News briefs for October 1, 2018.
California enacts net neutrality law, and the Justice Department immediately files a lawsuit against California. Attorney General Jeff Sessions stated "Once again the California legislature has enacted an extreme and illegal state law attempting to frustrate federal policy. The Justice Department should not have to spend valuable time and resources to file this suit today, but we have a duty to defend the prerogatives of the federal government and protect our Constitutional order."
Tim Berners-Lee, creator of the world wide web, announces his new project Solid, "an open-source project to restore the power and agency of individuals on the web". He writes "Solid changes the current model where users have to hand over personal data to digital giants in exchange for perceived value. As we've all discovered, this hasn't been in our best interests. Solid is how we evolve the web in order to restore balance—by giving every one of us complete control over data, personal or not, in a revolutionary way."
MS-DOS source code is now available on GitHub. These are the same files that were originally released to the Computer History Museum in 2014. They were "(re)published in this repo to make them easier to find, reference-to in external writing and works, and to allow exploration and experimentation for those interested in early PC Operating Systems".

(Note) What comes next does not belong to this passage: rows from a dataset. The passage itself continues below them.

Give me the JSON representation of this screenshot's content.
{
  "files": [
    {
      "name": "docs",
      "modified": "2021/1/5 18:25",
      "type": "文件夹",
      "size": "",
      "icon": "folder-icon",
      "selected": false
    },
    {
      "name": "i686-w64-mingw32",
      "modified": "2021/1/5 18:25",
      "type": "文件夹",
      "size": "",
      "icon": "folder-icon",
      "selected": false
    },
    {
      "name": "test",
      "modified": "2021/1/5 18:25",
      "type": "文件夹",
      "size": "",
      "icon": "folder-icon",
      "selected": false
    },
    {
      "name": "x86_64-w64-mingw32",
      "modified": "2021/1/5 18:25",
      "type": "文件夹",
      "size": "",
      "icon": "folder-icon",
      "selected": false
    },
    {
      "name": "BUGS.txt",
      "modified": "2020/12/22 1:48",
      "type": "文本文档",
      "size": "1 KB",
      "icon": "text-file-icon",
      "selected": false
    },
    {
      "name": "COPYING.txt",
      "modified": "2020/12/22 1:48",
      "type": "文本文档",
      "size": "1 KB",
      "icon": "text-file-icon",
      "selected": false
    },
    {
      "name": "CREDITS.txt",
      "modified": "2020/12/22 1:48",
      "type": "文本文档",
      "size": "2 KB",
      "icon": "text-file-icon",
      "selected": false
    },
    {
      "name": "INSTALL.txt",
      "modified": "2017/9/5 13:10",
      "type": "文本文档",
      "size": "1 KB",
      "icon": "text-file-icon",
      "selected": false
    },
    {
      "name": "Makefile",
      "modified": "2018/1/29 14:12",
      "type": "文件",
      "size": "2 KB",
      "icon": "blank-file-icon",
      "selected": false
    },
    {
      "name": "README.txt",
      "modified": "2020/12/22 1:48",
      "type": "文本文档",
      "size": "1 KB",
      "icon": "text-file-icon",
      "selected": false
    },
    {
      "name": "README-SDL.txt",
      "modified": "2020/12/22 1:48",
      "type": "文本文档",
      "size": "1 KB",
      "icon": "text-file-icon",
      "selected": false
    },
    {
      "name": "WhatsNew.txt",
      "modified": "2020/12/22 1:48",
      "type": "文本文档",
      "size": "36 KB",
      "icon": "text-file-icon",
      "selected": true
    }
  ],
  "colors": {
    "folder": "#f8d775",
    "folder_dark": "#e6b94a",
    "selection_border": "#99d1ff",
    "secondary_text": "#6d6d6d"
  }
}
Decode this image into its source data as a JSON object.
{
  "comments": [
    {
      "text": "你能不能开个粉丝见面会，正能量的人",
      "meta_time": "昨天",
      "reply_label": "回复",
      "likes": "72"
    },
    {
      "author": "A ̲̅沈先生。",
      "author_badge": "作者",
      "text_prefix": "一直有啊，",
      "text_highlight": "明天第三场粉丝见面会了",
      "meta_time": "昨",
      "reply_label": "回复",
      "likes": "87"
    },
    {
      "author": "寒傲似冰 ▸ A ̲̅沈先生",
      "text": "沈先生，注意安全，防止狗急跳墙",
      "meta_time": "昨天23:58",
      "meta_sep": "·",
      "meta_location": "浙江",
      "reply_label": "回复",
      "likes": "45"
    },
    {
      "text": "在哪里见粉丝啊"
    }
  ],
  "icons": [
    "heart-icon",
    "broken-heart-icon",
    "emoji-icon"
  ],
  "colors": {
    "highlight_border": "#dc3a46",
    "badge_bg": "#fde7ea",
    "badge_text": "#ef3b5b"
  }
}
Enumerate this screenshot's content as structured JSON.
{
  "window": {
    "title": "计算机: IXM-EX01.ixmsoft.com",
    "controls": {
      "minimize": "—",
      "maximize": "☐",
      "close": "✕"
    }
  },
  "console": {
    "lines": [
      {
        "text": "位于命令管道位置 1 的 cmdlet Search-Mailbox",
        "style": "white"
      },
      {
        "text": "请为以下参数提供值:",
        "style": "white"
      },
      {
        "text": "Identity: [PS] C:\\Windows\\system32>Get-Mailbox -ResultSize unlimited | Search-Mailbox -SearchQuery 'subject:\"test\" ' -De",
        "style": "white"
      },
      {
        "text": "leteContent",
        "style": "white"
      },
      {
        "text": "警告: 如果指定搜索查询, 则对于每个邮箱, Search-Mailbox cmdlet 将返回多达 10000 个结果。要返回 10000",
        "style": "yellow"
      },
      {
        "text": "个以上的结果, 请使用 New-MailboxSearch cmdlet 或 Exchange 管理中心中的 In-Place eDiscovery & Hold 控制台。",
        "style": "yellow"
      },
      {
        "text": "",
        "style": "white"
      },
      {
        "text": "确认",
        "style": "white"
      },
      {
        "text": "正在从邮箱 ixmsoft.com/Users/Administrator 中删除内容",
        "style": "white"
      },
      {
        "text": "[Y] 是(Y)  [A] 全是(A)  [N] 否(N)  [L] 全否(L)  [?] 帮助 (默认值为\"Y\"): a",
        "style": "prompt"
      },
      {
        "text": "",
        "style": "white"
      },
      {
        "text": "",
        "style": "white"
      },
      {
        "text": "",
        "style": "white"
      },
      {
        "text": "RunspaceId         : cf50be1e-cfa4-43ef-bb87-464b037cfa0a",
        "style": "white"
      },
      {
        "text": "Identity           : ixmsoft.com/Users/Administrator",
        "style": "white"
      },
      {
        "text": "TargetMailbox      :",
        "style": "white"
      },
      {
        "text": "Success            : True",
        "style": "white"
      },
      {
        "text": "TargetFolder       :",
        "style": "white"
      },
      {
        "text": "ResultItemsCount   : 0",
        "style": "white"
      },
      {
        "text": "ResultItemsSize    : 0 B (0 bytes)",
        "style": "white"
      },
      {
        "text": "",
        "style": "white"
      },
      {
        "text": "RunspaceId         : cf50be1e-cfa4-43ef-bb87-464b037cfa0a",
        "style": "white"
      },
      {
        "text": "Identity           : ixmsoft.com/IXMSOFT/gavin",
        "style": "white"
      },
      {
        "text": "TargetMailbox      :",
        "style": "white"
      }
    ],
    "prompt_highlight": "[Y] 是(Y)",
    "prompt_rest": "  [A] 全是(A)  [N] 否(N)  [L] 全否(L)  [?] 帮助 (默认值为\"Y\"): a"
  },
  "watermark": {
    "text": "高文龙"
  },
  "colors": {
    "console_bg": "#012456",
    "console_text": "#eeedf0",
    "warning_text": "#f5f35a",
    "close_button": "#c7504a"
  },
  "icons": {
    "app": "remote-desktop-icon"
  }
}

Haiku R1/beta1 has been released, nearly six years since its last release in November 2012. Because of the long gap between releases, this version has a significant amount of changes, the largest being the addition of a complete package management system. You can download Haiku from here.
openSUSE announces it will have a summit at SCaLE on March 8, 2019 (SCaLE runs March 7–10, 2019). The Call for Papers for the openSUSE Summit closes January 10, 2019. Visit the conference website for more information.